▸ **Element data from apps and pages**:
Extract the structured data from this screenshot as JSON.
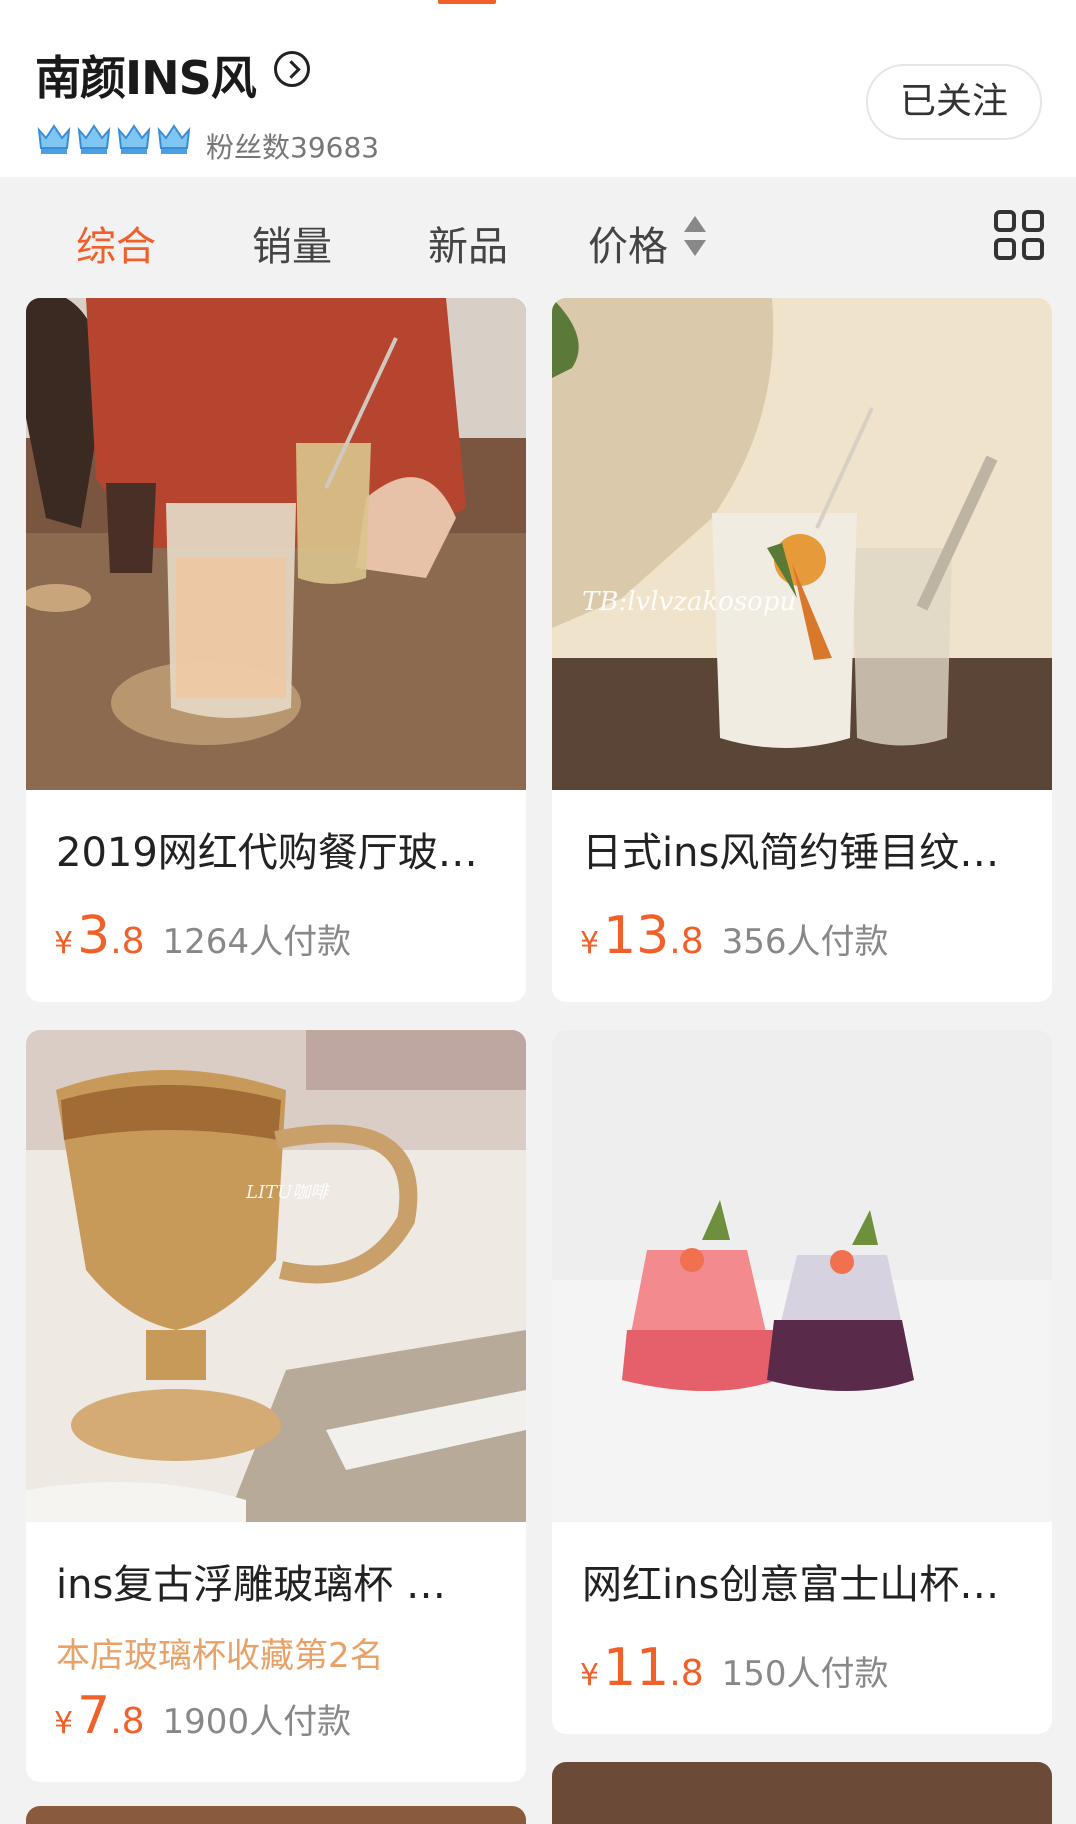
{
  "shop": {
    "name": "南颜INS风",
    "fans_label": "粉丝数39683",
    "follow_label": "已关注",
    "crown_count": 4
  },
  "sort_tabs": [
    {
      "label": "综合",
      "active": true
    },
    {
      "label": "销量",
      "active": false
    },
    {
      "label": "新品",
      "active": false
    },
    {
      "label": "价格",
      "active": false
    }
  ],
  "products": [
    {
      "title": "2019网红代购餐厅玻…",
      "currency": "¥",
      "price_int": "3",
      "price_dec": ".8",
      "sold": "1264人付款",
      "rank": ""
    },
    {
      "title": "日式ins风简约锤目纹…",
      "currency": "¥",
      "price_int": "13",
      "price_dec": ".8",
      "sold": "356人付款",
      "rank": "",
      "watermark": "TB:lvlvzakosopu"
    },
    {
      "title": "ins复古浮雕玻璃杯 …",
      "currency": "¥",
      "price_int": "7",
      "price_dec": ".8",
      "sold": "1900人付款",
      "rank": "本店玻璃杯收藏第2名",
      "watermark": "LITU咖啡"
    },
    {
      "title": "网红ins创意富士山杯…",
      "currency": "¥",
      "price_int": "11",
      "price_dec": ".8",
      "sold": "150人付款",
      "rank": ""
    }
  ],
  "colors": {
    "accent": "#f0602a",
    "rank": "#e8a268",
    "muted": "#888888"
  }
}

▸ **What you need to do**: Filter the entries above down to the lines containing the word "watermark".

▸ **Exercise answer**:
      "watermark": "TB:lvlvzakosopu"
      "watermark": "LITU咖啡"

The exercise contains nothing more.